## [Exercise]
Each record should be given again exactly, and any picture in it left out.
----- Dataset extract
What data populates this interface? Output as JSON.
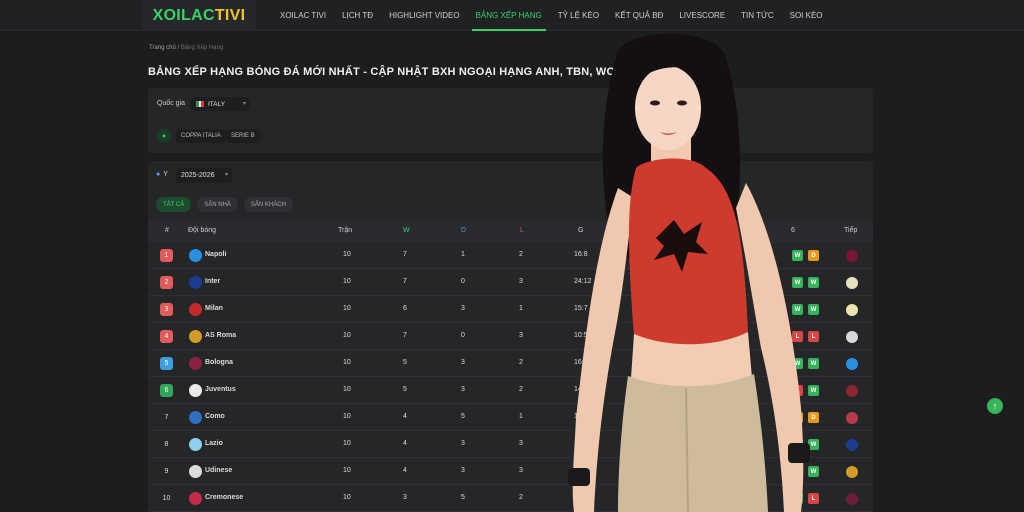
{
  "logo": {
    "text_a": "XOILAC",
    "text_b": "TIVI"
  },
  "nav": [
    "XOILAC TIVI",
    "LỊCH TĐ",
    "HIGHLIGHT VIDEO",
    "BẢNG XẾP HẠNG",
    "TỶ LỆ KÈO",
    "KẾT QUẢ BĐ",
    "LIVESCORE",
    "TIN TỨC",
    "SOI KÈO"
  ],
  "nav_active_index": 3,
  "breadcrumb": {
    "home": "Trang chủ /",
    "current": "Bảng Xếp Hạng"
  },
  "page_title": "BẢNG XẾP HẠNG BÓNG ĐÁ MỚI NHẤT - CẬP NHẬT BXH NGOẠI HẠNG ANH, TBN, WC, C1",
  "filter": {
    "country_label": "Quốc gia",
    "country_value": "ITALY",
    "leagues": [
      "COPPA ITALIA",
      "SERIE B"
    ]
  },
  "season": {
    "value": "2025-2026"
  },
  "tabs": [
    "TẤT CẢ",
    "SÂN NHÀ",
    "SÂN KHÁCH"
  ],
  "table": {
    "headers": {
      "rank": "#",
      "team": "Đội bóng",
      "played": "Trận",
      "w": "W",
      "d": "D",
      "l": "L",
      "g": "G",
      "form_tail": "6",
      "next": "Tiếp"
    },
    "rows": [
      {
        "rank": "1",
        "zone": "cl",
        "team": "Napoli",
        "crest": "#2a8fe0",
        "played": "10",
        "w": "7",
        "d": "1",
        "l": "2",
        "g": "16:8",
        "form": [
          "W",
          "D"
        ],
        "next": "#7a1730"
      },
      {
        "rank": "2",
        "zone": "cl",
        "team": "Inter",
        "crest": "#1c3d8f",
        "played": "10",
        "w": "7",
        "d": "0",
        "l": "3",
        "g": "24:12",
        "form": [
          "W",
          "W"
        ],
        "next": "#e8e2c2"
      },
      {
        "rank": "3",
        "zone": "cl",
        "team": "Milan",
        "crest": "#c52a2a",
        "played": "10",
        "w": "6",
        "d": "3",
        "l": "1",
        "g": "15:7",
        "form": [
          "W",
          "W"
        ],
        "next": "#e9e4b0"
      },
      {
        "rank": "4",
        "zone": "cl",
        "team": "AS Roma",
        "crest": "#d39b2a",
        "played": "10",
        "w": "7",
        "d": "0",
        "l": "3",
        "g": "10:5",
        "form": [
          "L",
          "L"
        ],
        "next": "#d8d8d8"
      },
      {
        "rank": "5",
        "zone": "el",
        "team": "Bologna",
        "crest": "#8b2340",
        "played": "10",
        "w": "5",
        "d": "3",
        "l": "2",
        "g": "16:8",
        "form": [
          "W",
          "W"
        ],
        "next": "#2a8fe0"
      },
      {
        "rank": "6",
        "zone": "ecl",
        "team": "Juventus",
        "crest": "#e9e9e9",
        "played": "10",
        "w": "5",
        "d": "3",
        "l": "2",
        "g": "14:",
        "form": [
          "L",
          "W"
        ],
        "next": "#8c2530"
      },
      {
        "rank": "7",
        "zone": "none",
        "team": "Como",
        "crest": "#2e6fc2",
        "played": "10",
        "w": "4",
        "d": "5",
        "l": "1",
        "g": "1",
        "form": [
          "D",
          "D"
        ],
        "next": "#b83a48"
      },
      {
        "rank": "8",
        "zone": "none",
        "team": "Lazio",
        "crest": "#8fcff0",
        "played": "10",
        "w": "4",
        "d": "3",
        "l": "3",
        "g": "",
        "form": [
          "W",
          "W"
        ],
        "next": "#1c3d8f"
      },
      {
        "rank": "9",
        "zone": "none",
        "team": "Udinese",
        "crest": "#dddddd",
        "played": "10",
        "w": "4",
        "d": "3",
        "l": "3",
        "g": "",
        "form": [
          "W",
          "W"
        ],
        "next": "#d39b2a"
      },
      {
        "rank": "10",
        "zone": "none",
        "team": "Cremonese",
        "crest": "#c52a4a",
        "played": "10",
        "w": "3",
        "d": "5",
        "l": "2",
        "g": "",
        "form": [
          "W",
          "L"
        ],
        "next": "#6b1d3a"
      }
    ]
  },
  "colors": {
    "accent": "#37d26a",
    "bg": "#1c1d1f",
    "panel": "#252628"
  }
}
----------
## [Your response]
What data populates this interface? Output as JSON.
{
  "logo": {
    "text_a": "XOILAC",
    "text_b": "TIVI"
  },
  "nav": [
    "XOILAC TIVI",
    "LỊCH TĐ",
    "HIGHLIGHT VIDEO",
    "BẢNG XẾP HẠNG",
    "TỶ LỆ KÈO",
    "KẾT QUẢ BĐ",
    "LIVESCORE",
    "TIN TỨC",
    "SOI KÈO"
  ],
  "nav_active_index": 3,
  "breadcrumb": {
    "home": "Trang chủ /",
    "current": "Bảng Xếp Hạng"
  },
  "page_title": "BẢNG XẾP HẠNG BÓNG ĐÁ MỚI NHẤT - CẬP NHẬT BXH NGOẠI HẠNG ANH, TBN, WC, C1",
  "filter": {
    "country_label": "Quốc gia",
    "country_value": "ITALY",
    "leagues": [
      "COPPA ITALIA",
      "SERIE B"
    ]
  },
  "season": {
    "value": "2025-2026"
  },
  "tabs": [
    "TẤT CẢ",
    "SÂN NHÀ",
    "SÂN KHÁCH"
  ],
  "table": {
    "headers": {
      "rank": "#",
      "team": "Đội bóng",
      "played": "Trận",
      "w": "W",
      "d": "D",
      "l": "L",
      "g": "G",
      "form_tail": "6",
      "next": "Tiếp"
    },
    "rows": [
      {
        "rank": "1",
        "zone": "cl",
        "team": "Napoli",
        "crest": "#2a8fe0",
        "played": "10",
        "w": "7",
        "d": "1",
        "l": "2",
        "g": "16:8",
        "form": [
          "W",
          "D"
        ],
        "next": "#7a1730"
      },
      {
        "rank": "2",
        "zone": "cl",
        "team": "Inter",
        "crest": "#1c3d8f",
        "played": "10",
        "w": "7",
        "d": "0",
        "l": "3",
        "g": "24:12",
        "form": [
          "W",
          "W"
        ],
        "next": "#e8e2c2"
      },
      {
        "rank": "3",
        "zone": "cl",
        "team": "Milan",
        "crest": "#c52a2a",
        "played": "10",
        "w": "6",
        "d": "3",
        "l": "1",
        "g": "15:7",
        "form": [
          "W",
          "W"
        ],
        "next": "#e9e4b0"
      },
      {
        "rank": "4",
        "zone": "cl",
        "team": "AS Roma",
        "crest": "#d39b2a",
        "played": "10",
        "w": "7",
        "d": "0",
        "l": "3",
        "g": "10:5",
        "form": [
          "L",
          "L"
        ],
        "next": "#d8d8d8"
      },
      {
        "rank": "5",
        "zone": "el",
        "team": "Bologna",
        "crest": "#8b2340",
        "played": "10",
        "w": "5",
        "d": "3",
        "l": "2",
        "g": "16:8",
        "form": [
          "W",
          "W"
        ],
        "next": "#2a8fe0"
      },
      {
        "rank": "6",
        "zone": "ecl",
        "team": "Juventus",
        "crest": "#e9e9e9",
        "played": "10",
        "w": "5",
        "d": "3",
        "l": "2",
        "g": "14:",
        "form": [
          "L",
          "W"
        ],
        "next": "#8c2530"
      },
      {
        "rank": "7",
        "zone": "none",
        "team": "Como",
        "crest": "#2e6fc2",
        "played": "10",
        "w": "4",
        "d": "5",
        "l": "1",
        "g": "1",
        "form": [
          "D",
          "D"
        ],
        "next": "#b83a48"
      },
      {
        "rank": "8",
        "zone": "none",
        "team": "Lazio",
        "crest": "#8fcff0",
        "played": "10",
        "w": "4",
        "d": "3",
        "l": "3",
        "g": "",
        "form": [
          "W",
          "W"
        ],
        "next": "#1c3d8f"
      },
      {
        "rank": "9",
        "zone": "none",
        "team": "Udinese",
        "crest": "#dddddd",
        "played": "10",
        "w": "4",
        "d": "3",
        "l": "3",
        "g": "",
        "form": [
          "W",
          "W"
        ],
        "next": "#d39b2a"
      },
      {
        "rank": "10",
        "zone": "none",
        "team": "Cremonese",
        "crest": "#c52a4a",
        "played": "10",
        "w": "3",
        "d": "5",
        "l": "2",
        "g": "",
        "form": [
          "W",
          "L"
        ],
        "next": "#6b1d3a"
      }
    ]
  },
  "colors": {
    "accent": "#37d26a",
    "bg": "#1c1d1f",
    "panel": "#252628"
  }
}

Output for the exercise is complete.